§ **Your goal**
Whenever a line carries the word "Região", pull it out of the entries.

§ **Data to use**
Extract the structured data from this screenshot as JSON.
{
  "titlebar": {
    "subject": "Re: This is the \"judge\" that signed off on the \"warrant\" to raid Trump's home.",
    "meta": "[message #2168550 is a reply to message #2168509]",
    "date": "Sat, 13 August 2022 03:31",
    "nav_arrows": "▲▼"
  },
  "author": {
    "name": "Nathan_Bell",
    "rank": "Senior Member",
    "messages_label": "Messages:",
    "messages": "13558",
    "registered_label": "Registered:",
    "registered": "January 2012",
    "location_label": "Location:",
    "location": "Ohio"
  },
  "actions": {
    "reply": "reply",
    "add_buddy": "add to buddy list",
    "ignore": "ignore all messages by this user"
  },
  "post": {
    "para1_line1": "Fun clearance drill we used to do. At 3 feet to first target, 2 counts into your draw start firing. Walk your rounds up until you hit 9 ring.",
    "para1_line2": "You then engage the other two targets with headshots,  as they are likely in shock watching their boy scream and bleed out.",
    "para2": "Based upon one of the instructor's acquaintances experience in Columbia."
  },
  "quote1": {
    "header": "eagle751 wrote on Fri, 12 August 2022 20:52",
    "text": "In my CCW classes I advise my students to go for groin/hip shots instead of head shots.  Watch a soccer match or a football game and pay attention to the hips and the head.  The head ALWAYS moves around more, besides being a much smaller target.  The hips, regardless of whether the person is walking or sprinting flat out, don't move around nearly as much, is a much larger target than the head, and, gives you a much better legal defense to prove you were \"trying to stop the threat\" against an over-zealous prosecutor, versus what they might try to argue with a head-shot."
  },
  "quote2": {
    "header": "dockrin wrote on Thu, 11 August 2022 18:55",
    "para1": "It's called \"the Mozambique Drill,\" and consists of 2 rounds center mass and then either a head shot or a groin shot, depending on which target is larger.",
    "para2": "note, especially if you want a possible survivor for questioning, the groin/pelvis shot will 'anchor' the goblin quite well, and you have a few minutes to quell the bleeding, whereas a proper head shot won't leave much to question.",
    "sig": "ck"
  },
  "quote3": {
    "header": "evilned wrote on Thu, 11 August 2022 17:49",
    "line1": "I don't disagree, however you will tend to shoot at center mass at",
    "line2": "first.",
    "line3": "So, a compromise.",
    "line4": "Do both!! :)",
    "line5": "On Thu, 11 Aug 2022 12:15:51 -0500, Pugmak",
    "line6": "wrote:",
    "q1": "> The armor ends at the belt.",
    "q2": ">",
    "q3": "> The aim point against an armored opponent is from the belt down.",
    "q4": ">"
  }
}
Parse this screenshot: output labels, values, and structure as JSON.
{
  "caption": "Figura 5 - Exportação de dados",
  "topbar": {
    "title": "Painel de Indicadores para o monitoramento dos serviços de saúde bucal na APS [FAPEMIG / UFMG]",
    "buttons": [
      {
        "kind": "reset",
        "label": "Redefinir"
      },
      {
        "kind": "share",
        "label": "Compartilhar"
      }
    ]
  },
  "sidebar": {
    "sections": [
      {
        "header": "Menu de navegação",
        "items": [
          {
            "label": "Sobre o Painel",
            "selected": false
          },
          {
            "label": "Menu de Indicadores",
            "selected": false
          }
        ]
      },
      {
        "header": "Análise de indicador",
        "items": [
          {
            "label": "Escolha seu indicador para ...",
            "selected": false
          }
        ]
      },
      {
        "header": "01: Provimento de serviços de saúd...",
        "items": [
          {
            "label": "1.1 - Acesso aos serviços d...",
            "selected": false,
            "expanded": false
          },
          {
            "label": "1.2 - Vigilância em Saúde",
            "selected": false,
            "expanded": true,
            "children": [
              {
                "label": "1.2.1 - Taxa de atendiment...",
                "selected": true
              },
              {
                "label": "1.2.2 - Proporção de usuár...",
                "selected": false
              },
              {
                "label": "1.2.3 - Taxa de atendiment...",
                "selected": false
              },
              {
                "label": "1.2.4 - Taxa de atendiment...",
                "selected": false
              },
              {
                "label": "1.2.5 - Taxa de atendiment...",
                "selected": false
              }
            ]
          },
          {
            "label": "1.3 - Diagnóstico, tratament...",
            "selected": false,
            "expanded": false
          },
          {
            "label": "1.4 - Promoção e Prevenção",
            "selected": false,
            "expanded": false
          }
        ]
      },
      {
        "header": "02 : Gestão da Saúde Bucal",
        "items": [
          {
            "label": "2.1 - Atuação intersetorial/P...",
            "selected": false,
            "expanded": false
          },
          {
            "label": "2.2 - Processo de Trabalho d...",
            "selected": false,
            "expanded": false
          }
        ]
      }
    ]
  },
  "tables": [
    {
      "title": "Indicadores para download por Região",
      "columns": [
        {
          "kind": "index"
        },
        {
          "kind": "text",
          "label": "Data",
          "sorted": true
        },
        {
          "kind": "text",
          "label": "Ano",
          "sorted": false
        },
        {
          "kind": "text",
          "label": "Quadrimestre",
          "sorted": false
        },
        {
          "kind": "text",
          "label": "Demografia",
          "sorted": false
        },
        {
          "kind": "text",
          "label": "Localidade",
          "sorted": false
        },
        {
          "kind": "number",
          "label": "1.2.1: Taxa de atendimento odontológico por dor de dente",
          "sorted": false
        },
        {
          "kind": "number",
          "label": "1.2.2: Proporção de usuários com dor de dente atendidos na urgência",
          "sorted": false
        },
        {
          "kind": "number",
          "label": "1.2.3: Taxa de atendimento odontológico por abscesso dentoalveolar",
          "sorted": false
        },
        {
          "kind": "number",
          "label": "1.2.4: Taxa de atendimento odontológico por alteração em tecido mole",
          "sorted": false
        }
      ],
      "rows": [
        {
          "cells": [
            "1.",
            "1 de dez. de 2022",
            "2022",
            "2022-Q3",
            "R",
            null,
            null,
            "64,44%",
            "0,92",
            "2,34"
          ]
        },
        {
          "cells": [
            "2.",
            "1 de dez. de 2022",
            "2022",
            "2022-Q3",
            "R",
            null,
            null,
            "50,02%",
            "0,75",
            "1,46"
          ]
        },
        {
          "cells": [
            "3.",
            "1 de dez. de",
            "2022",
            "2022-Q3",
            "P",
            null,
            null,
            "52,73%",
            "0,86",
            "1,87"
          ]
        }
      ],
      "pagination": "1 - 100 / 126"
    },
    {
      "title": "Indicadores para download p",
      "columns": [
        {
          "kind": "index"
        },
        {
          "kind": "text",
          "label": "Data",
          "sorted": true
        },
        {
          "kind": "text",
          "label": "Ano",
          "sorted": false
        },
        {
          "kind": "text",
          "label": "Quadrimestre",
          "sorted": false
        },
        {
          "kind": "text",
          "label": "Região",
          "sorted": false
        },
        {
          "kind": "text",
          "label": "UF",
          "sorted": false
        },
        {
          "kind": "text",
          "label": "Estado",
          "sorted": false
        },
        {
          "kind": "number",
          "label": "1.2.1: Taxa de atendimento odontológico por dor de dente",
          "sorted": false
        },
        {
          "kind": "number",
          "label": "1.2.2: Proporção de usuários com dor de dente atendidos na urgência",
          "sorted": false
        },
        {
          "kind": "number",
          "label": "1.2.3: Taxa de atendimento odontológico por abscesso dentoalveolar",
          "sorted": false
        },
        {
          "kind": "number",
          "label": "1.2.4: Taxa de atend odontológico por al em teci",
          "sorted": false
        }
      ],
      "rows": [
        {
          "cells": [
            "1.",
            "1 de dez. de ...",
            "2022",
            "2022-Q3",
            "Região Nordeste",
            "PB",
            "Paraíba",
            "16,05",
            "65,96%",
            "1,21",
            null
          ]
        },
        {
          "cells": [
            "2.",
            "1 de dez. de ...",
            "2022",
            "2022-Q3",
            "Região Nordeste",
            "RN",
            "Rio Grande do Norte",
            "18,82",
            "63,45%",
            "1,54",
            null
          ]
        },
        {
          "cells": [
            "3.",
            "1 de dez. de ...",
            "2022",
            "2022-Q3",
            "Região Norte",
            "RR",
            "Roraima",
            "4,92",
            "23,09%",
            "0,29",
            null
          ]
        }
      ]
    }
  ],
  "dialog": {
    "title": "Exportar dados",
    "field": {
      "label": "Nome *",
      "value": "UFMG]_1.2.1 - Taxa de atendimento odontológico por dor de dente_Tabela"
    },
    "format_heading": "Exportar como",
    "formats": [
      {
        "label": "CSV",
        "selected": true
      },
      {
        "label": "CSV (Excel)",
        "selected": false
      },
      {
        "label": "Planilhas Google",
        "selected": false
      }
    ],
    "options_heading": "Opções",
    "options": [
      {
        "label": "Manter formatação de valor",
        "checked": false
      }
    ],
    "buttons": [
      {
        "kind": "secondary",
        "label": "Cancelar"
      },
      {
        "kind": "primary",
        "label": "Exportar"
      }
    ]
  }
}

§ **Answer to the problem**
      "title": "Indicadores para download por Região",
          "label": "Região",
            "Região Nordeste",
            "Região Nordeste",
            "Região Norte",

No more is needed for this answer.